┌────────

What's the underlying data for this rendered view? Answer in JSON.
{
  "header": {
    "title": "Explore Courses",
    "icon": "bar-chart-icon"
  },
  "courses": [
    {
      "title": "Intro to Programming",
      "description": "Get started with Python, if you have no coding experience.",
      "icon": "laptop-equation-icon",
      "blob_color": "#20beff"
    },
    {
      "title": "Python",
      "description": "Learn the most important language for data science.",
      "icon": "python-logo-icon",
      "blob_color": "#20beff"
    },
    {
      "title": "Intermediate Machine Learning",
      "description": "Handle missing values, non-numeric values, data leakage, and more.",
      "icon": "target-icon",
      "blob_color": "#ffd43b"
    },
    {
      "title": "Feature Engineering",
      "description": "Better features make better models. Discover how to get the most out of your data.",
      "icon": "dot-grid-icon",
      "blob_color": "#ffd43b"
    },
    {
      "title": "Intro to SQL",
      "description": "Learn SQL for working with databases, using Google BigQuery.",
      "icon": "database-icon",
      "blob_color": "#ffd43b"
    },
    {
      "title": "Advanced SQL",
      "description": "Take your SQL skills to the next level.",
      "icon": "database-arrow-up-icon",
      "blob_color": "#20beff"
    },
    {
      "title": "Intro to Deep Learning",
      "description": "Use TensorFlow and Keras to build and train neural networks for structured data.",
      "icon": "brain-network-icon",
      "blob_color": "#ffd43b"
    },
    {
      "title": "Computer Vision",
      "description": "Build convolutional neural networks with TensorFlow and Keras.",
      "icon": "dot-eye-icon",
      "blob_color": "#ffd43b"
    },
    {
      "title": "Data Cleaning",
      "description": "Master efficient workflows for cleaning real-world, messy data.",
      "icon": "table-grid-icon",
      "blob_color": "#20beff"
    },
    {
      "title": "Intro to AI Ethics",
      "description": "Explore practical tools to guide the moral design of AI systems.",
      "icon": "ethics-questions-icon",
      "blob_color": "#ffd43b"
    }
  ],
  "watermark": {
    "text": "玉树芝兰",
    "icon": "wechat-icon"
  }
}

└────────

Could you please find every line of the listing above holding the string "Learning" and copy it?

• Reply
      "title": "Intermediate Machine Learning",
      "title": "Intro to Deep Learning",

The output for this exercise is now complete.